Severity Of California Drought Prompts Mandated Water-Usage Cutbacks

While much of the country digs out of the snow, California is facing a severe drought, likely the worst and most prolonged period of dry weather since record-keeping began there more than 100 years ago. The state had no precipitation in January, normally its rainy month, and state officials say California’s reservoirs are 20% lower than normal for this time of year.

On Jan. 17, Gov. Jerry Brown declared a state of emergency. He directed state officials to take actions to prepare for drought conditions and asked California residents to cut their water usage by 20%. Foodservice operators also are being asked to conserve and reduce their water usage. For now, the reductions are voluntary.

“There is an across-the-board awareness among everyone that we need to conserve water,” said Angela Pappas, spokeswoman for the California Restaurant Association. “Our governor has asked everyone to reduce water usage by 20%, and our members are taking this very seriously. Restaurants are heavy water users for a number of reasons, many of which have a lot to do with food safety.”

Many restaurateurs in California are now serving water to customers on request only, Pappas said.

“People tend to leave a lot of water on the table, especially when diligent bussers fill their glasses without having to be asked,” she said. The National Restaurant Association points out that if the foodservice industry didn't automatically serve water to all customers, the industry would potentially save more than 25 million gallons of water annually. If water goes untouched, it is wasted. Serving water to customers only if they ask for it will result in less water wasted and fewer glasses to clean. Also, waiting for a water glass to be empty before refilling it ensures less waste.

Another easy way to save water and money is switching from using running water to thaw frozen items or washing vegetables—which can cause a restaurant to use as much as 90,000 gallons of water annually—to thawing items in the refrigerator and washing vegetables in a wash basin.

The CRA's Pappas added that one of the largest uses of water in a foodservice operation is dishwashing, so running the dishwasher only when it is completely full is a simple way to cut back on water usage.

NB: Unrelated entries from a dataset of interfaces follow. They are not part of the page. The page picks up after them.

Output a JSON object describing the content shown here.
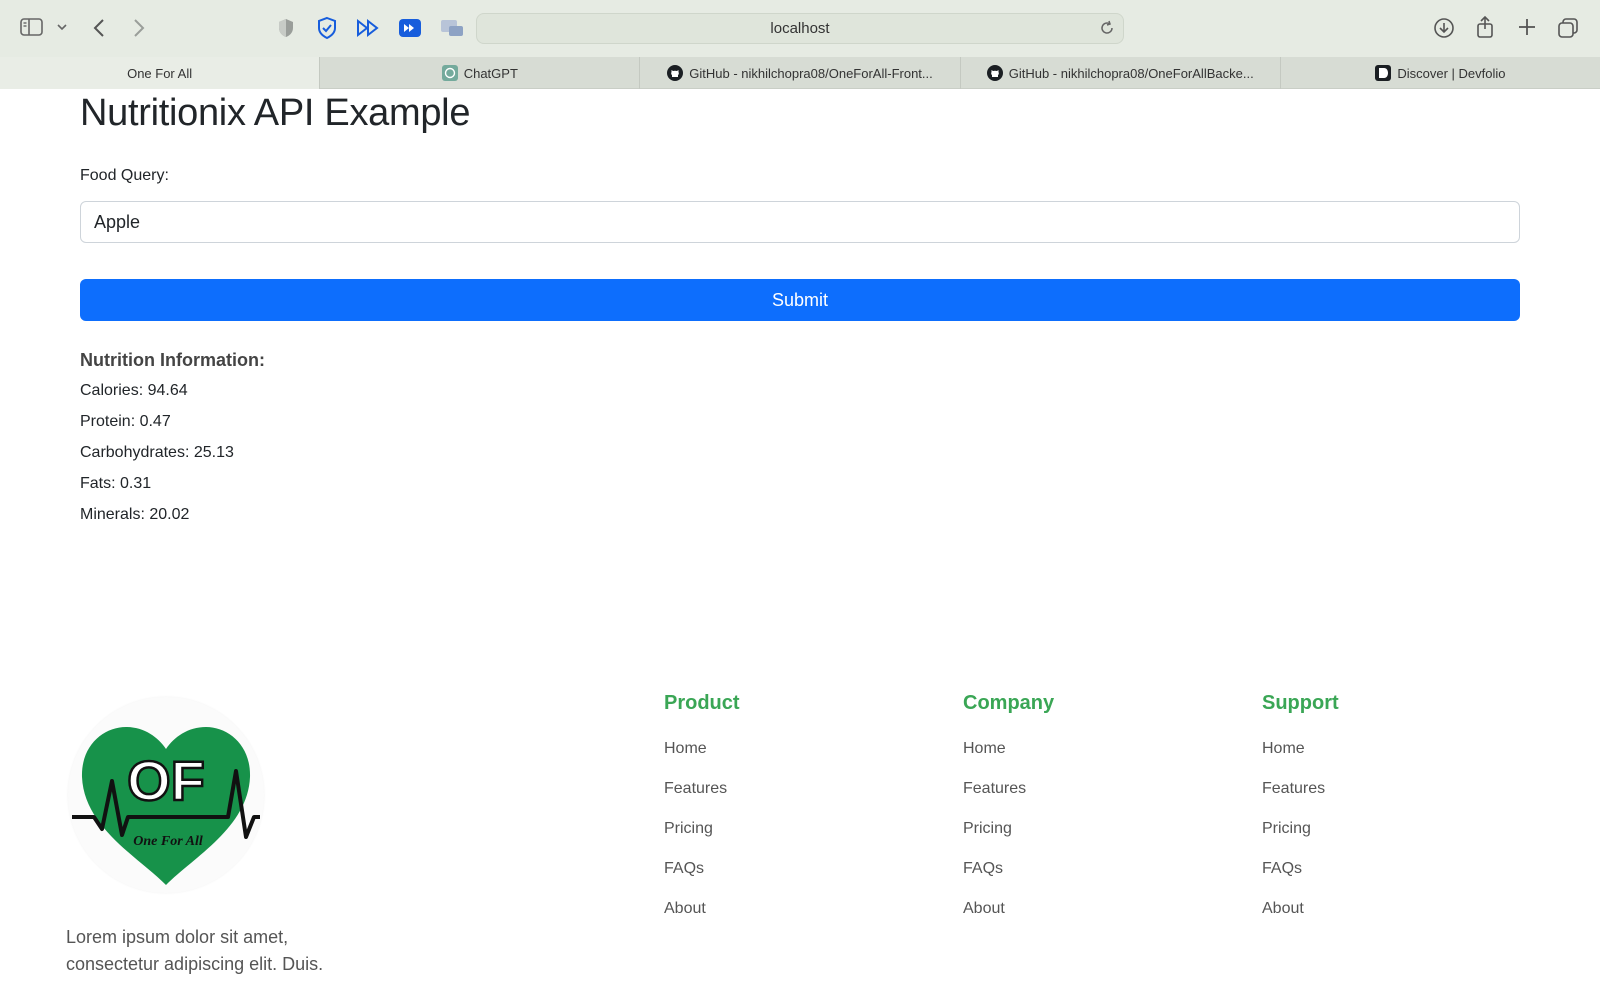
{
  "browser": {
    "url": "localhost",
    "tabs": [
      {
        "label": "One For All",
        "icon": "none"
      },
      {
        "label": "ChatGPT",
        "icon": "chatgpt-icon"
      },
      {
        "label": "GitHub - nikhilchopra08/OneForAll-Front...",
        "icon": "github-icon"
      },
      {
        "label": "GitHub - nikhilchopra08/OneForAllBacke...",
        "icon": "github-icon"
      },
      {
        "label": "Discover | Devfolio",
        "icon": "devfolio-icon"
      }
    ]
  },
  "main": {
    "title": "Nutritionix API Example",
    "food_label": "Food Query:",
    "food_value": "Apple",
    "submit_label": "Submit",
    "nutrition_heading": "Nutrition Information:",
    "nutrition": [
      "Calories: 94.64",
      "Protein: 0.47",
      "Carbohydrates: 25.13",
      "Fats: 0.31",
      "Minerals: 20.02"
    ]
  },
  "footer": {
    "logo_text": "OF",
    "logo_tagline": "One For All",
    "blurb": "Lorem ipsum dolor sit amet, consectetur adipiscing elit. Duis.",
    "columns": [
      {
        "title": "Product",
        "links": [
          "Home",
          "Features",
          "Pricing",
          "FAQs",
          "About"
        ]
      },
      {
        "title": "Company",
        "links": [
          "Home",
          "Features",
          "Pricing",
          "FAQs",
          "About"
        ]
      },
      {
        "title": "Support",
        "links": [
          "Home",
          "Features",
          "Pricing",
          "FAQs",
          "About"
        ]
      }
    ]
  },
  "colors": {
    "accent_blue": "#0d6efd",
    "brand_green": "#3aa655",
    "logo_green": "#17924a"
  }
}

The NRA points out that many operators have installed scraping systems that recycle water out of the dishwasher to pre-clean dishes, resulting in less spray rinsing and wasted water.

“The next tier of action for restaurateurs would be to make sure equipment is as efficient as possible and that there are no leaks anywhere, especially in the back of the house,” Pappas said.

According to the U.S. Environmental Protection Agency, a leaky faucet that drips at the rate of one drip per second can waste more than 3,100 gallons per year. Installing low-flow aerators on restaurant faucets also will help lower the amount of water that is wasted and can reduce the amount of water used by as much as 60%.